--- Data for this task Enclosed Below ---

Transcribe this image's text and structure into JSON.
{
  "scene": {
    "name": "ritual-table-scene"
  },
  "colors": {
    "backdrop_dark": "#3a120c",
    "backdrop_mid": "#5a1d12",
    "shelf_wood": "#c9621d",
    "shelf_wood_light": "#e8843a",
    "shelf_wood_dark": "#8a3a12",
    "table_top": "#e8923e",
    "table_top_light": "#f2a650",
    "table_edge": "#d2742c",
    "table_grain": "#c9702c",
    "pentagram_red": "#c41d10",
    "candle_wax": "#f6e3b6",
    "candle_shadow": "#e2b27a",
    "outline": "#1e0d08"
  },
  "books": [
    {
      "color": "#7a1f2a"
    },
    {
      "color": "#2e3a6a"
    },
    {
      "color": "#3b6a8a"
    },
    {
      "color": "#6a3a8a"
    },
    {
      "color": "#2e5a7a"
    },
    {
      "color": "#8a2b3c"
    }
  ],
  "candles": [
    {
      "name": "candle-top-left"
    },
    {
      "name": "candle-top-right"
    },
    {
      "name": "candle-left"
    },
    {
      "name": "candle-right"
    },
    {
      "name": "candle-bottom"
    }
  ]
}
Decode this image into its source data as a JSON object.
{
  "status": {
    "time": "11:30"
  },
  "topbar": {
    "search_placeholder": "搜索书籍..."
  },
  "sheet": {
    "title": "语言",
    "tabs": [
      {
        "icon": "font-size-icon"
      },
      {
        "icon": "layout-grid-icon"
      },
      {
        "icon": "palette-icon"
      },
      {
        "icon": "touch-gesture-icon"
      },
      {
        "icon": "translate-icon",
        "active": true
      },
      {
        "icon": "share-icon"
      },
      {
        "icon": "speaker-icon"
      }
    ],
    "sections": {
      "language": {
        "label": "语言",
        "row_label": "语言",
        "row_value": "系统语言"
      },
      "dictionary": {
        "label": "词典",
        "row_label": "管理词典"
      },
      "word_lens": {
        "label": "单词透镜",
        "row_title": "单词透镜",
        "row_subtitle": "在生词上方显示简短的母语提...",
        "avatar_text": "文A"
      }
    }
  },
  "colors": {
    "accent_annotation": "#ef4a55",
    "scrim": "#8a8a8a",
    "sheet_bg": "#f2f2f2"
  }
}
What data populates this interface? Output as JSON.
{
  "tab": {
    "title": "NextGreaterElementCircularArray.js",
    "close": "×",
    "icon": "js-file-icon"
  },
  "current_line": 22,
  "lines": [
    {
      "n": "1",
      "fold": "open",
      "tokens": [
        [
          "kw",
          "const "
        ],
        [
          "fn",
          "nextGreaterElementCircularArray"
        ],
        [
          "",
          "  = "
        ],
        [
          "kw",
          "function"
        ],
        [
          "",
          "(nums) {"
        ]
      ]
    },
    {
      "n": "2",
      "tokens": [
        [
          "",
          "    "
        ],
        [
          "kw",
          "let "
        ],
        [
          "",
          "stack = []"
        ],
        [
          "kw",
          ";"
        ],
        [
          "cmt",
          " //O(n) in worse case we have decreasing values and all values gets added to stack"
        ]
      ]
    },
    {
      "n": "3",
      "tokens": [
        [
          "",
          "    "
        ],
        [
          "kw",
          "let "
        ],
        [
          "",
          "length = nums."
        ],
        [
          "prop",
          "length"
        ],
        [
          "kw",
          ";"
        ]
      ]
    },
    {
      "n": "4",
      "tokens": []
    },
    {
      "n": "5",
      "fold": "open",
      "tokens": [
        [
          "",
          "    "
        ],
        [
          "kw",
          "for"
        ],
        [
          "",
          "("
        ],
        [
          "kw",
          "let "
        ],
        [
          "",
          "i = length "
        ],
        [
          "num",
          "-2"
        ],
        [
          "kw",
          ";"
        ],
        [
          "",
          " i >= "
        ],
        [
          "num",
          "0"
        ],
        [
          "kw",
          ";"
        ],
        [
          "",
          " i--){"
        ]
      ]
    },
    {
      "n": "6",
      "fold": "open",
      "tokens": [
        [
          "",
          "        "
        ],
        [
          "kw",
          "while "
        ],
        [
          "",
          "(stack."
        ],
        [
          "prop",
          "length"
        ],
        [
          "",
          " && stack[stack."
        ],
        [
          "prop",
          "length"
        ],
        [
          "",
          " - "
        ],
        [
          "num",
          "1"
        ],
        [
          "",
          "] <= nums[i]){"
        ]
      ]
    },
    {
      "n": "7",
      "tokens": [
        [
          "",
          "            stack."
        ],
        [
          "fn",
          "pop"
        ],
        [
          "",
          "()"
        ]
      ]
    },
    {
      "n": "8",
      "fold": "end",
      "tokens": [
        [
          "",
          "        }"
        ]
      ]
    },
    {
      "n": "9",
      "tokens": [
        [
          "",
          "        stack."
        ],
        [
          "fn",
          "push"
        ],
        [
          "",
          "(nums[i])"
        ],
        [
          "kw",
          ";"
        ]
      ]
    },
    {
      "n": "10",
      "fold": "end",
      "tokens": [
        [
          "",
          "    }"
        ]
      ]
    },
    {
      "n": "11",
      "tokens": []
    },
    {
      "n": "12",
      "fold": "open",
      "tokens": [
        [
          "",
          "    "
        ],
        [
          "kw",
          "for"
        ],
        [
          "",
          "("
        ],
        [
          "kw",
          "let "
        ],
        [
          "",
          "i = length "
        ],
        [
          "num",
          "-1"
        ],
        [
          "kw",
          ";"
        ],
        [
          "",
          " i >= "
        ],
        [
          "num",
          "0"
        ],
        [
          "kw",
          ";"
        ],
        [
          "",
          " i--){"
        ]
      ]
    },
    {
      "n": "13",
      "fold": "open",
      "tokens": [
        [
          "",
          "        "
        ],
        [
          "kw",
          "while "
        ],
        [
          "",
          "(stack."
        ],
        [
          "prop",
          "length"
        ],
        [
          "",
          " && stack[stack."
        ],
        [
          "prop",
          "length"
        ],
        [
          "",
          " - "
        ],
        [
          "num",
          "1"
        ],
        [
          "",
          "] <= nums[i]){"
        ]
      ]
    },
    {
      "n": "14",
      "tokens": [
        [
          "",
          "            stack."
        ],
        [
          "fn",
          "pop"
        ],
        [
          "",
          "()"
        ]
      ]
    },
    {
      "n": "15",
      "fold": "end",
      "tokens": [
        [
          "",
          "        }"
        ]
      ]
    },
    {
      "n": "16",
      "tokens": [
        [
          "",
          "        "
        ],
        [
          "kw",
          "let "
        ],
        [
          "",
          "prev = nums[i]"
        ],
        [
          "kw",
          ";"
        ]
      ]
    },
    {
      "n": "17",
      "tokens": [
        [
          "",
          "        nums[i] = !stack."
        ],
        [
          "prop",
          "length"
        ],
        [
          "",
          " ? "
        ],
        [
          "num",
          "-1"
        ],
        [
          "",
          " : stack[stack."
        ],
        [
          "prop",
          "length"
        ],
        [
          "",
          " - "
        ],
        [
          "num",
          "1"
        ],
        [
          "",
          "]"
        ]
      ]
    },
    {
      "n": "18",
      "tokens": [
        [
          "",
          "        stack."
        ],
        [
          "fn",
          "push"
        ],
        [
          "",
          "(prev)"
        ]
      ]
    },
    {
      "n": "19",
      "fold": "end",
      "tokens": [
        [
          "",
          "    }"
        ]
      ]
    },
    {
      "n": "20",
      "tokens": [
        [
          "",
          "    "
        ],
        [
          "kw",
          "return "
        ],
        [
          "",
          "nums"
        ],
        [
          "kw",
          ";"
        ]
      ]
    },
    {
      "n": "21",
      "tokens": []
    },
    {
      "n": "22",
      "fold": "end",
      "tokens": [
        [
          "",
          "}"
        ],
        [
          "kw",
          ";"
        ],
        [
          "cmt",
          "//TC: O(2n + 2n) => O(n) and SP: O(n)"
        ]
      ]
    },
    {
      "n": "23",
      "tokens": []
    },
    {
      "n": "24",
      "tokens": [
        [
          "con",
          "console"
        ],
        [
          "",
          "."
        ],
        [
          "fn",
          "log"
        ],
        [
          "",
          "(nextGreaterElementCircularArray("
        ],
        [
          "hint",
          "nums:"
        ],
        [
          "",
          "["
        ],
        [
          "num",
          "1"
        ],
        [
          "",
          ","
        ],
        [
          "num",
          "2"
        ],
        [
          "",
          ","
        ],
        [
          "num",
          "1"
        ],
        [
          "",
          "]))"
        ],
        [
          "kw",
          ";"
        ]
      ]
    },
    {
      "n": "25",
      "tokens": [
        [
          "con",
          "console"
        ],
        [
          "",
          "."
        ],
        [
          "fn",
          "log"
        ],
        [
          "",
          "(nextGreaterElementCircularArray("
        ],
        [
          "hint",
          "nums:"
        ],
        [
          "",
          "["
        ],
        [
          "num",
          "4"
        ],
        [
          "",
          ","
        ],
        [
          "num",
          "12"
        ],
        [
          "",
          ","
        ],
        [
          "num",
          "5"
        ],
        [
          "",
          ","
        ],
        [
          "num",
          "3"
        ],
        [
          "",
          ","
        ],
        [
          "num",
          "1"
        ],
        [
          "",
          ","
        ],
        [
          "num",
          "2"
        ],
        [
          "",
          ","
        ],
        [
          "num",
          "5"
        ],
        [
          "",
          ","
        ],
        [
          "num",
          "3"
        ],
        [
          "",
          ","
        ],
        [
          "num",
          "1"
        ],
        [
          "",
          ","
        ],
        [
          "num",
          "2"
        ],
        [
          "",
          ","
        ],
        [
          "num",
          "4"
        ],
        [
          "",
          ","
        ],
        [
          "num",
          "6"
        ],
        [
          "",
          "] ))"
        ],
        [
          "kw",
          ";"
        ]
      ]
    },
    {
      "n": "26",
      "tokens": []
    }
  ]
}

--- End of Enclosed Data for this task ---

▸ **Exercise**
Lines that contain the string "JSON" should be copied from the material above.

▸ **Result**
Transcribe this image's text and structure into JSON.
Decode this image into its source data as a JSON object.
What data populates this interface? Output as JSON.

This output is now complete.